▶ _EXERCISE AIM_
Repeat every record exactly, but omit the images.

* * *

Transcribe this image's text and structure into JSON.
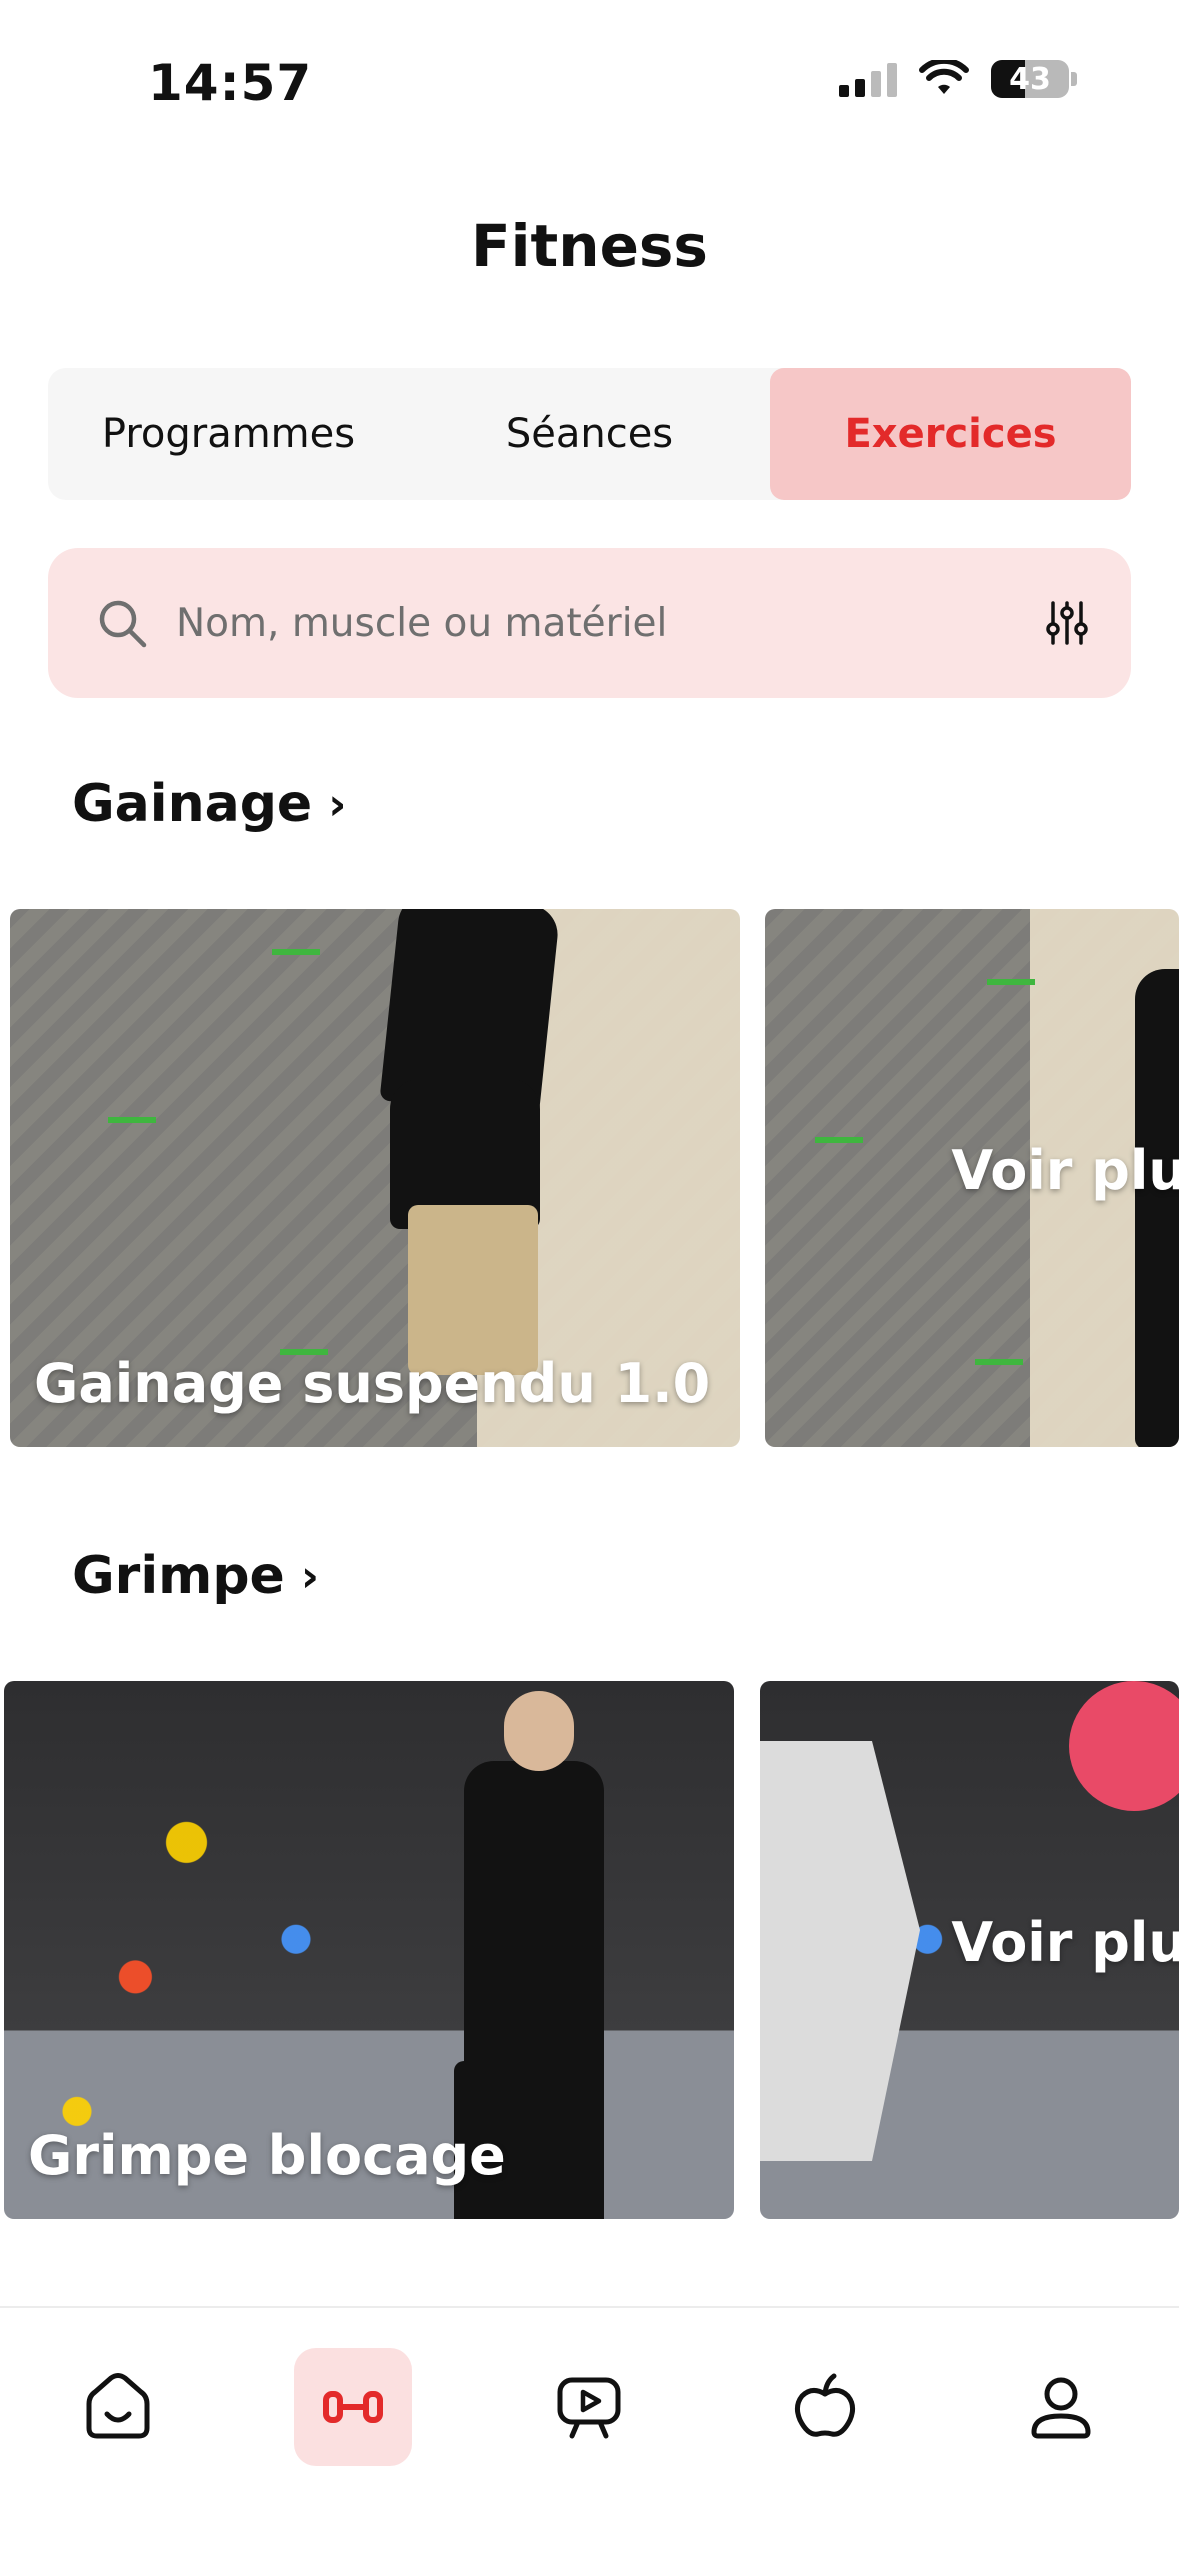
{
  "status": {
    "time": "14:57",
    "battery": "43"
  },
  "header": {
    "title": "Fitness"
  },
  "tabs": [
    {
      "label": "Programmes",
      "active": false
    },
    {
      "label": "Séances",
      "active": false
    },
    {
      "label": "Exercices",
      "active": true
    }
  ],
  "search": {
    "placeholder": "Nom, muscle ou matériel"
  },
  "sections": [
    {
      "title": "Gainage",
      "cards": [
        {
          "label": "Gainage suspendu 1.0"
        },
        {
          "label": "Voir plus"
        }
      ]
    },
    {
      "title": "Grimpe",
      "cards": [
        {
          "label": "Grimpe blocage"
        },
        {
          "label": "Voir plus"
        }
      ]
    }
  ],
  "bottom_nav": [
    {
      "icon": "home-icon",
      "active": false
    },
    {
      "icon": "dumbbell-icon",
      "active": true
    },
    {
      "icon": "video-play-icon",
      "active": false
    },
    {
      "icon": "apple-icon",
      "active": false
    },
    {
      "icon": "profile-icon",
      "active": false
    }
  ],
  "colors": {
    "accent": "#e32a2a",
    "accent_light": "#fbe4e4",
    "tab_active_bg": "#f6c7c7"
  }
}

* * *

▶ _OUTPUT FOR THIS EXERCISE_
Transcribe this image's text and structure into JSON.
{
  "status": {
    "time": "14:57",
    "battery": "43"
  },
  "header": {
    "title": "Fitness"
  },
  "tabs": [
    {
      "label": "Programmes",
      "active": false
    },
    {
      "label": "Séances",
      "active": false
    },
    {
      "label": "Exercices",
      "active": true
    }
  ],
  "search": {
    "placeholder": "Nom, muscle ou matériel"
  },
  "sections": [
    {
      "title": "Gainage",
      "cards": [
        {
          "label": "Gainage suspendu 1.0"
        },
        {
          "label": "Voir plus"
        }
      ]
    },
    {
      "title": "Grimpe",
      "cards": [
        {
          "label": "Grimpe blocage"
        },
        {
          "label": "Voir plus"
        }
      ]
    }
  ],
  "bottom_nav": [
    {
      "icon": "home-icon",
      "active": false
    },
    {
      "icon": "dumbbell-icon",
      "active": true
    },
    {
      "icon": "video-play-icon",
      "active": false
    },
    {
      "icon": "apple-icon",
      "active": false
    },
    {
      "icon": "profile-icon",
      "active": false
    }
  ],
  "colors": {
    "accent": "#e32a2a",
    "accent_light": "#fbe4e4",
    "tab_active_bg": "#f6c7c7"
  }
}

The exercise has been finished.